Job's case is particularly interesting. Job thought he knew God well, but he was painfully unaware that there was still much that he did not know. During his sufferings, he threw a great many direct challenges at God in an effort either to justify himself or to understand why he was going through this trial. Yet, God never directly answered any of Job's challenges! Instead, beginning in chapter 38, He leads Job to see his own insignificance in light of God's greatness. Most people do not realize that in the entire book Job never repents of sin. Sin is not the issue! The issue is that, despite Job's extensive knowledge of God, he did not see Him as all-powerful! He did realize that God alone puts down evil and brings to pass all of His holy will.
We can tell the real issue in the book of Job by what God says in chapters 38-41. God makes two speeches. It is not Job's self-righteousness—certainly apparent—that God addresses, but his questioning of God's justice in the governance of His creation.
When Job opens his mouth to speak in Job 42:1-6, it is to tell God that he got the point: God's purpose is all that counts! In addition, since He is God, He can bring it to pass. God has the right, the will, and the loving nature to do anything He pleases to anybody at any time—and good will result.
Do we believe that? A caution, however: A man as spiritually mature as Job did not—until the end of the book.
God's Counsel Stands
We would do well to consider Isaiah 46:8-10:
Remember this, and show yourselves men; recall to mind, O you transgressors. Remember the former things of old, for I am God, and there is no other; I am God, and there is none like Me, declaring the end from the beginning, and from ancient times things that are not yet done, saying, "My counsel shall stand, and I will do all My pleasure."
These three verses contain a general principle in which God challenges us to consider, to compare, all of the material idols, which are so easily seen, to Him. There is, really, no comparison.
Joshua says at the end of his life:
Behold, this day I am going the way of all the earth. And you know in all your hearts and in all your souls that not one thing has failed of all the good things which the Lord your God spoke concerning you. All have come to pass for you; and not one word of them has failed. (Joshua 23:14)

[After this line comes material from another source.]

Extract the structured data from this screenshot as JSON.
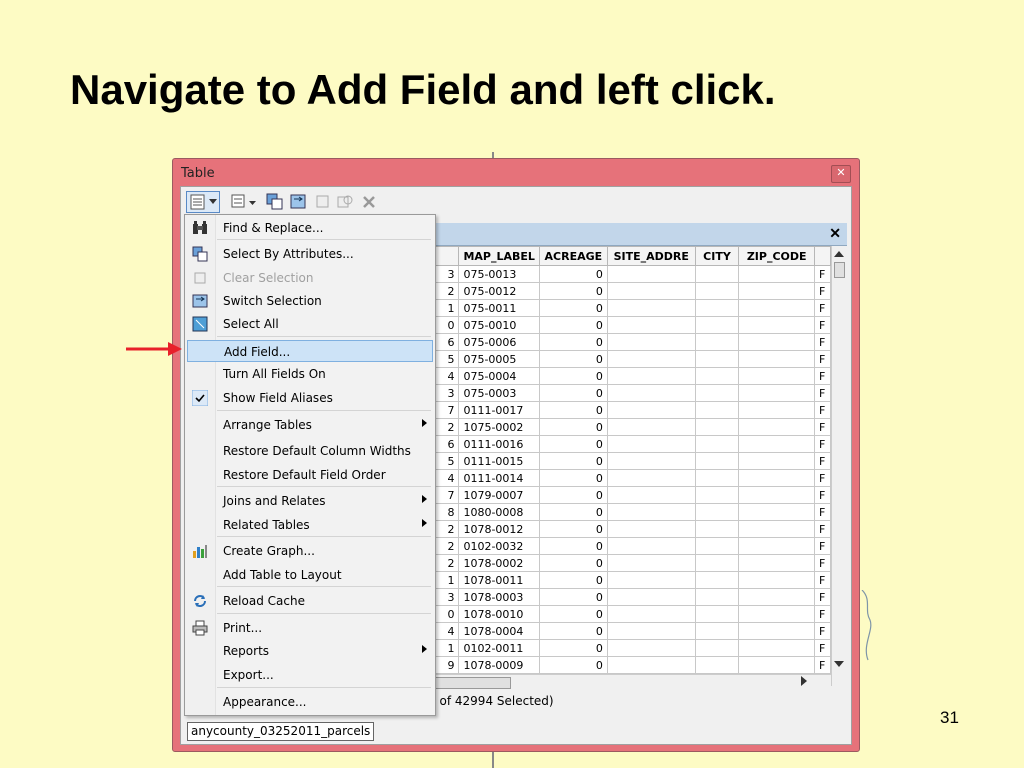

"Remember" is an important word within true, spiritual religion. Remembering brings back to mind what has happened in the past as evidence of what God can and will do. These verses in Isaiah say we must remember that God's counsel stands; when He says something, it is so. It happens. God gives plenty of evidence to demonstrate that He can be trusted. Seeing God and having faith is the result of recalling that God has demonstrated both Himself and His purpose in "the former things."
Isaiah 46:9 says, "Remember the former things." This is what David did. This is what Shadrach, Meshach, and Abed-Nego did. We too have to remember. However, our focus, our spiritual insight, is greatly built and reinforced through obedience to His counsel in the present and by seeing from one's own experience that His will and purpose truly do stand. Once that occurs, we can see God!